In the listing, find every line that has the string "screenshot" and copy it.

= Beginning of Section =

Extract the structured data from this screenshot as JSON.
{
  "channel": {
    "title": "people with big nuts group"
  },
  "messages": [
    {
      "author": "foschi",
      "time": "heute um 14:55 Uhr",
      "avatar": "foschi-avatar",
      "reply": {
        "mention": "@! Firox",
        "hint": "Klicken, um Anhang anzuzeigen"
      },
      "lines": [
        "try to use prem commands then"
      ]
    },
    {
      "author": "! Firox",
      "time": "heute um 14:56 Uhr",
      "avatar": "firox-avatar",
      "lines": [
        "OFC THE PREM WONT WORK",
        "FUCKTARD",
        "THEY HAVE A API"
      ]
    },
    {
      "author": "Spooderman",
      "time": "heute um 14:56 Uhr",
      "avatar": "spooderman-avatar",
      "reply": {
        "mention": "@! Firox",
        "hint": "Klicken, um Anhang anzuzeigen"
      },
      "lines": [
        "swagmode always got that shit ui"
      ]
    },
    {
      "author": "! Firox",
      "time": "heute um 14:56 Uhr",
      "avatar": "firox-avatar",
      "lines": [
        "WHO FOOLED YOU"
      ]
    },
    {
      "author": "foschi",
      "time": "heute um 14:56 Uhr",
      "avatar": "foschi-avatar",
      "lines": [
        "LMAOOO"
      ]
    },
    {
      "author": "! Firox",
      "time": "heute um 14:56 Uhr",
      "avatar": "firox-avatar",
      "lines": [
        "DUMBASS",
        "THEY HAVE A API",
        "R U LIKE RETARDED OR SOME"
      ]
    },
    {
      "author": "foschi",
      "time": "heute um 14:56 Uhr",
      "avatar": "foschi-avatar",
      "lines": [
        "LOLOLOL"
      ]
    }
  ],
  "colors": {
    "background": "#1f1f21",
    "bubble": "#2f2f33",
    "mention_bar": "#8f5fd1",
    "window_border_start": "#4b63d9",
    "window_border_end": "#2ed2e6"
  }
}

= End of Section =
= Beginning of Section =

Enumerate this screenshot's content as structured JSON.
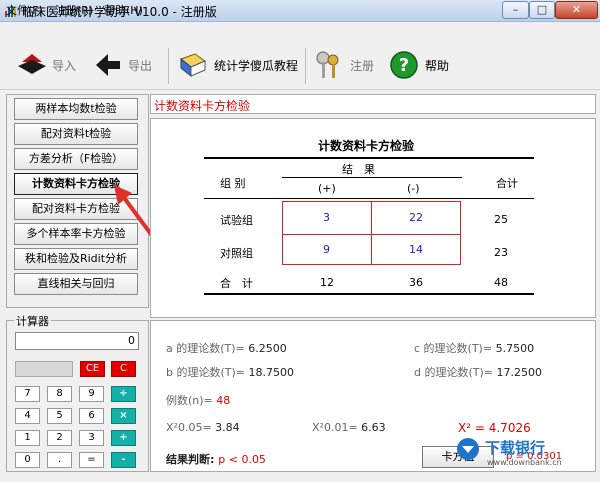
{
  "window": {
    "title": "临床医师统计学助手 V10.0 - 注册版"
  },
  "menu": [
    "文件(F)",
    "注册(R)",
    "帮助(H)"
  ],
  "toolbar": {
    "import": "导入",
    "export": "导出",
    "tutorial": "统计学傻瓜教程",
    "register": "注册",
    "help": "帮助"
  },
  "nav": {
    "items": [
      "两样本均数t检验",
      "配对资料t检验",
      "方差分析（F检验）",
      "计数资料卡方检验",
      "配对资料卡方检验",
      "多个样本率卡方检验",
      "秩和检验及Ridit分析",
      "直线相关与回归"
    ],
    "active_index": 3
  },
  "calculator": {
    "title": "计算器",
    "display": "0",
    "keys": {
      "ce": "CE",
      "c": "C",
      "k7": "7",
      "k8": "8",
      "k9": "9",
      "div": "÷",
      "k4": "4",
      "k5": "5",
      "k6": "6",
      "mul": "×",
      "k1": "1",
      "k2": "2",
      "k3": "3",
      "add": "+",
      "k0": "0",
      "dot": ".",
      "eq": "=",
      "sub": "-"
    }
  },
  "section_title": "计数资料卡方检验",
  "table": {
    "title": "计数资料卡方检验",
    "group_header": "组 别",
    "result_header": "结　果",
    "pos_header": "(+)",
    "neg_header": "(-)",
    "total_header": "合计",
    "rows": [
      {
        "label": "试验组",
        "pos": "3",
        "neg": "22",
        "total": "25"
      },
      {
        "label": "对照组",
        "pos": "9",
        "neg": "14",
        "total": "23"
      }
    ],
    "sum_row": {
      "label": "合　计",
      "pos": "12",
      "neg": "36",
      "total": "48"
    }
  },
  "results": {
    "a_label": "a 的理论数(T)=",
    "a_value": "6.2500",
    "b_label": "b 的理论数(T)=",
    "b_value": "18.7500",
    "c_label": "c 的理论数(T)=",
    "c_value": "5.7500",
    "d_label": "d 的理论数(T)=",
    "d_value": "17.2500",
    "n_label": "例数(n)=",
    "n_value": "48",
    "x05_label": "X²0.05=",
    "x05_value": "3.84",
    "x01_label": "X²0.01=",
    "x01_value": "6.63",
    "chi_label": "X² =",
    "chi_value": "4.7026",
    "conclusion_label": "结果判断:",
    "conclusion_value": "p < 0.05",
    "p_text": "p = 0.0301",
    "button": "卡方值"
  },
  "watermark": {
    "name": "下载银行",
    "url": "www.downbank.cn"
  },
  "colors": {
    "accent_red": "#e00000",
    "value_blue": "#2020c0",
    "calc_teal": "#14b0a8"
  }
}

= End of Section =

## Exercise response
Extract the structured data from this screenshot as JSON.
Enumerate this screenshot's content as structured JSON.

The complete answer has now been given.